Stored dataset items:
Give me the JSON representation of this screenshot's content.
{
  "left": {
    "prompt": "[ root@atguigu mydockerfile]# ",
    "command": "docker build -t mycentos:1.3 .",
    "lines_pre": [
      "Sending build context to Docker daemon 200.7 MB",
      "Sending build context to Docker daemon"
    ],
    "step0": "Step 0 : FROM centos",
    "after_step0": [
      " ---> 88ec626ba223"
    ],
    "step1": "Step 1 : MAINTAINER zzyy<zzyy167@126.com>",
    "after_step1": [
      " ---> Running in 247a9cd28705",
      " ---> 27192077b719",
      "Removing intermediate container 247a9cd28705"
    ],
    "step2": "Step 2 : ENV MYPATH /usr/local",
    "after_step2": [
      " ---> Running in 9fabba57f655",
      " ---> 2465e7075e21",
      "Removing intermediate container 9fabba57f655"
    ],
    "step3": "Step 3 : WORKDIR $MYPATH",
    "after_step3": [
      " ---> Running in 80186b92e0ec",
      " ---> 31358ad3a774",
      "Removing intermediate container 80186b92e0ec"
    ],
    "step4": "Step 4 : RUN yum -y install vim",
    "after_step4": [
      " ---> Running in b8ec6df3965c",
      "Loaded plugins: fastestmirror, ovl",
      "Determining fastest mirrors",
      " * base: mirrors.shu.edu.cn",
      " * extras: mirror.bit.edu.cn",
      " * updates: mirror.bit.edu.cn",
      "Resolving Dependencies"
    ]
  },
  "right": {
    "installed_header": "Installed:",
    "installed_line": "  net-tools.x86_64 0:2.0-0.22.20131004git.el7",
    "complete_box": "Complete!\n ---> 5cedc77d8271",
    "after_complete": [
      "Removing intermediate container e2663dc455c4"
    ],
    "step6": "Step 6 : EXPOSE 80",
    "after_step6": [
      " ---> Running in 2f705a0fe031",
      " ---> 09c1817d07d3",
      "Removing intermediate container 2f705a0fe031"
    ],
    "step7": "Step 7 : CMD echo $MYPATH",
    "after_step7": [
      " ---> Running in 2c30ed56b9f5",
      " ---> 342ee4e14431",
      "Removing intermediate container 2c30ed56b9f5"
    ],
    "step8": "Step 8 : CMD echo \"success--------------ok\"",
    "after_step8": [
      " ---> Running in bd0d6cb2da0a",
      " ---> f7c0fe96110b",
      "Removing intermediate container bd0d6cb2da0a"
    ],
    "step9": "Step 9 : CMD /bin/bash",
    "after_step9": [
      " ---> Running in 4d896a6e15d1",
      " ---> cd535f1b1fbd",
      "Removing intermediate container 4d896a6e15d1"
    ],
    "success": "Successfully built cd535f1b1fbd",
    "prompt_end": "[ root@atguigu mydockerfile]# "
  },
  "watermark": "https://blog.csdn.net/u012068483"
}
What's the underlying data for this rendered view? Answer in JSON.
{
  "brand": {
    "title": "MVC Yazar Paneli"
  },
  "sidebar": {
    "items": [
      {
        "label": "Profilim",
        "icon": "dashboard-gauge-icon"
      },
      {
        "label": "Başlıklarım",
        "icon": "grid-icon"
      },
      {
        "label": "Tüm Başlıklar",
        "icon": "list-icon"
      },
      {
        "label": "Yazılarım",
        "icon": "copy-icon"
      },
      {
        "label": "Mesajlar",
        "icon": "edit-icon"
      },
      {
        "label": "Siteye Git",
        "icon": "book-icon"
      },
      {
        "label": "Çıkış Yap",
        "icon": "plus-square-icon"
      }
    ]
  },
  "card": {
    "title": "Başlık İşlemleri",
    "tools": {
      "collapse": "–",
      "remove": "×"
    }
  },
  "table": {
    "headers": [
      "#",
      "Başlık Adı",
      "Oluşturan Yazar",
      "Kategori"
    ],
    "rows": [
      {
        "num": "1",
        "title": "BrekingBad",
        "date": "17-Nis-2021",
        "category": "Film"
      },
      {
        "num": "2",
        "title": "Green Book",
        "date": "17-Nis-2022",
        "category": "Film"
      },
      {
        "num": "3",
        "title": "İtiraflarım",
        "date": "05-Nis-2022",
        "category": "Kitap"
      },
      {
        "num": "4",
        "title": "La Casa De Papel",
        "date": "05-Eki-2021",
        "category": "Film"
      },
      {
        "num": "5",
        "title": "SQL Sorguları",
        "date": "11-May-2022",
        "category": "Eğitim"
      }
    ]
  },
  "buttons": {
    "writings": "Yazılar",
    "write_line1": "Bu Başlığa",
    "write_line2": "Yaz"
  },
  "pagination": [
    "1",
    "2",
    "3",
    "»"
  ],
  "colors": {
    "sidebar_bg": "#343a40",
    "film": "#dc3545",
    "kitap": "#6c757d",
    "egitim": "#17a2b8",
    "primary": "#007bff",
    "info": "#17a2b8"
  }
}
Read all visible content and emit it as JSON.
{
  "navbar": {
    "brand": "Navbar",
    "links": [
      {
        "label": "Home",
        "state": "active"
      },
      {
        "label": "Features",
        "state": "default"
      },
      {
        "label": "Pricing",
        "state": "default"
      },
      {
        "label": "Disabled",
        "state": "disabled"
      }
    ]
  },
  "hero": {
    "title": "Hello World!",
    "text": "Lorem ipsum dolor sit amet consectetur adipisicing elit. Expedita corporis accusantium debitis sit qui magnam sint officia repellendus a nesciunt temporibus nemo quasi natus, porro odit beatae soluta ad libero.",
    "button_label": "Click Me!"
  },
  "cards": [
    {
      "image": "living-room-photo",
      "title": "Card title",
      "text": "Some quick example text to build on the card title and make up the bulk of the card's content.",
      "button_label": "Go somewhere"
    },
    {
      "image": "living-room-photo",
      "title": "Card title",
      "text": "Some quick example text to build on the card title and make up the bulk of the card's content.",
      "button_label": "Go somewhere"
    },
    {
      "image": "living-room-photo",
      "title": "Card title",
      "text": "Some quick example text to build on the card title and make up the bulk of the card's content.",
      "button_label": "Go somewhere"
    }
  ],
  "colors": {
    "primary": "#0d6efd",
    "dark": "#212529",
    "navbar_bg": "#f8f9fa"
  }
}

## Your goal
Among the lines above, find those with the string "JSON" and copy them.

## Answer to this exercise
Give me the JSON representation of this screenshot's content.
What's the underlying data for this rendered view? Answer in JSON.
Read all visible content and emit it as JSON.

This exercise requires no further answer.